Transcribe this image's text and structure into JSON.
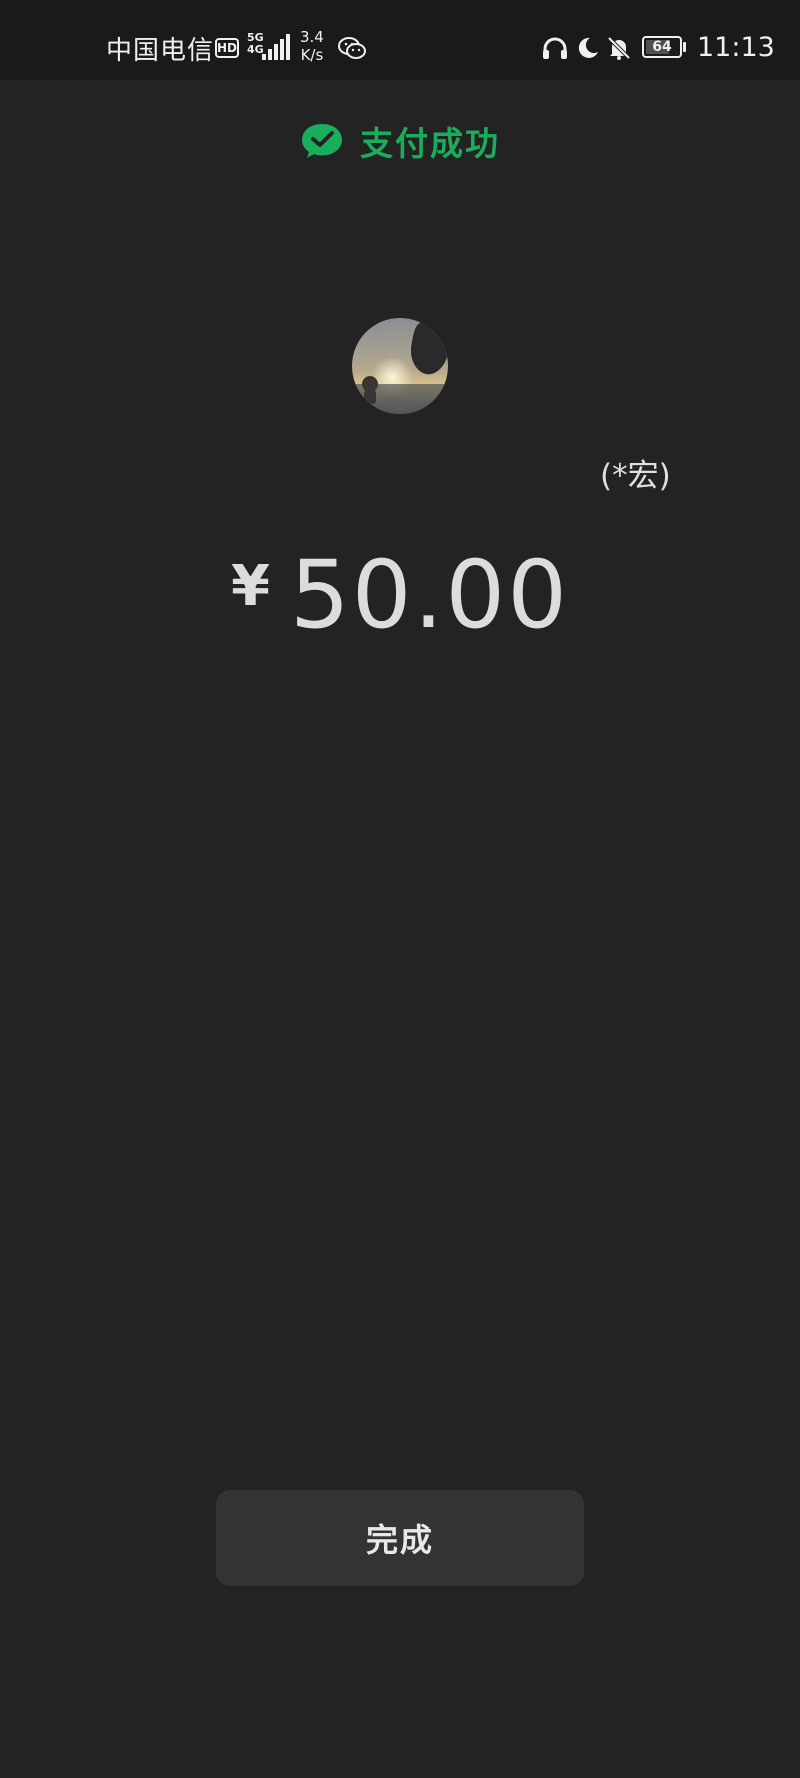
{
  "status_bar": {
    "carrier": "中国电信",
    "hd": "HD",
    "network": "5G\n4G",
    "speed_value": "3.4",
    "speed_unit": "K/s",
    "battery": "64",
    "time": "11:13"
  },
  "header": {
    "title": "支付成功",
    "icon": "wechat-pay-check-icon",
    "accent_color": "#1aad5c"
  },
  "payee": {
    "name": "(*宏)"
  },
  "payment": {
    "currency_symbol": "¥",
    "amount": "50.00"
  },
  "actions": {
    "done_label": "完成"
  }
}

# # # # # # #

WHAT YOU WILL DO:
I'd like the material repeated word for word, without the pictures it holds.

WORKED SOLUTION:
Transcribe this image's text and structure into JSON.
{
  "status_bar": {
    "carrier": "中国电信",
    "hd": "HD",
    "network": "5G\n4G",
    "speed_value": "3.4",
    "speed_unit": "K/s",
    "battery": "64",
    "time": "11:13"
  },
  "header": {
    "title": "支付成功",
    "icon": "wechat-pay-check-icon",
    "accent_color": "#1aad5c"
  },
  "payee": {
    "name": "(*宏)"
  },
  "payment": {
    "currency_symbol": "¥",
    "amount": "50.00"
  },
  "actions": {
    "done_label": "完成"
  }
}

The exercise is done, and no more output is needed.